- 2 times a week for 20 years is better than a burn-out after a year during which you trained 10 times each week.
- The techniques I’m still picking up at BJJ are often pretty difficult to get. With the attendance I’ve been doing now, I still have the mental energy to focus properly on what I am instructed to do.
- I also have a job, weekly psychotherapy sessions, family, friends and a partner to focus on. Not to mention household chores and some dreams related to occupational and personal development, as well as small spurts in social justice activism I still plan on focusing on from time to time.
I’m no parent either, but these types of memes should be thrown of a cliff. Not everyone needs to move addresses to their BJJ gym right away. It is perfectly fine for me to increase training at my own pace. Especially as I am not willing to give up on Boring Gym once a week, regardless of me knowing it as Boring Gym.

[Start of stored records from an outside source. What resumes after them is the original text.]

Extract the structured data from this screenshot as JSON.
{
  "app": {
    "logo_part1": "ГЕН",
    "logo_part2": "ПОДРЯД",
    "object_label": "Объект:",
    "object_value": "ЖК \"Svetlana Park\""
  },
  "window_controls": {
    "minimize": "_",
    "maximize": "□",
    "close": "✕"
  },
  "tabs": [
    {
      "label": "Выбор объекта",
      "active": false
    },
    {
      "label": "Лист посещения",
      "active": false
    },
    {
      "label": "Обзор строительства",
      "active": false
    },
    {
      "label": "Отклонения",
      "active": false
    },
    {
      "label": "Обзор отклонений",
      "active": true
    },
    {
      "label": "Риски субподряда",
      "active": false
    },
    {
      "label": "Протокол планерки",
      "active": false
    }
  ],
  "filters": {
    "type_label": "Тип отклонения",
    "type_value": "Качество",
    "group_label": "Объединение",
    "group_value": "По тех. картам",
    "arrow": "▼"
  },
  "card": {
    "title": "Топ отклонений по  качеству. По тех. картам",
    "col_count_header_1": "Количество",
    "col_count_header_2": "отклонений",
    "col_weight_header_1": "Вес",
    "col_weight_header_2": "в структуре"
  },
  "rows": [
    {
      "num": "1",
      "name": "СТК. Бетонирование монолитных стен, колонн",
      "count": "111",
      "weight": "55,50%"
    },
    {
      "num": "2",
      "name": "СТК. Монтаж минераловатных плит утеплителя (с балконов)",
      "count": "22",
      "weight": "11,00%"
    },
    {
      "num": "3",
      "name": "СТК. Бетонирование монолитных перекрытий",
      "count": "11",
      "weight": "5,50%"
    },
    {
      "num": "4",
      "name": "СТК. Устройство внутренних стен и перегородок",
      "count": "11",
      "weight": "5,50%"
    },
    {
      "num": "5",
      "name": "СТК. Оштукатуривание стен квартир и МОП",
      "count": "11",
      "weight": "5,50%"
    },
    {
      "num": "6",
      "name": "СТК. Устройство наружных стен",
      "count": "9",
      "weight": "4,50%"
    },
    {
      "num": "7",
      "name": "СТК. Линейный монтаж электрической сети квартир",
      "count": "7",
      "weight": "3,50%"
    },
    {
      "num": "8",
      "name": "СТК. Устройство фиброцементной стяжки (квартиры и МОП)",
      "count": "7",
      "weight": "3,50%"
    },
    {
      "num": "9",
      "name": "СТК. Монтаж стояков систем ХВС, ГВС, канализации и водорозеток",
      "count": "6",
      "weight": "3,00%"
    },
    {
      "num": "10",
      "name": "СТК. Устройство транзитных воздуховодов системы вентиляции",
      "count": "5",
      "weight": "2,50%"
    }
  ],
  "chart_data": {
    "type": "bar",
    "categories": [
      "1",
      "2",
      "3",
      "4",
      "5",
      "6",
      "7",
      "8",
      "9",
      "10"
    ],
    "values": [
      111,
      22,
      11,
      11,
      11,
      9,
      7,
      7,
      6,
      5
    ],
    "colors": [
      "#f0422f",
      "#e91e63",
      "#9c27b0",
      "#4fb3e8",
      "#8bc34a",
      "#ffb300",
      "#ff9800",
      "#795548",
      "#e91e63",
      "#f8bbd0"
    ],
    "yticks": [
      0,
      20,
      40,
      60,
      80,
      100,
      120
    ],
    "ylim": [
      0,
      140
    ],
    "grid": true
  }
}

Summary: train as much as feels natural. Chewjitsu says it a lot better, and he’s a black belt:
And yet, if everything goes to plan, I’m going to another gym’s Open Mat next Sunday and will finally crack the week I did BJJ thrice. Wish me luck.
Other People’s Kindness
What still touches me at my gym is the patience so many people display towards me. During Monday’s No-Gi, Mikko, who was instructing, yelled “Sohvi, well done!” when I actually managed a hip escape during sparring. On Wednesday, the new Half-Guard attacks managed to twist my brain into a knot, but the mild-mannered blue belt saddled with me was very happy to drill ve-ry-slow-ly with me. During sparring, he gently reminded that putting my knee between me and him during a hip escape might save me for a bit from being submitted. D’oh. Maybe the day will come when I’m actually able to put the random puzzle pieces together I’m currently learning. I’m trying to just keep channelling that childlike excitement I’m good at until the day comes.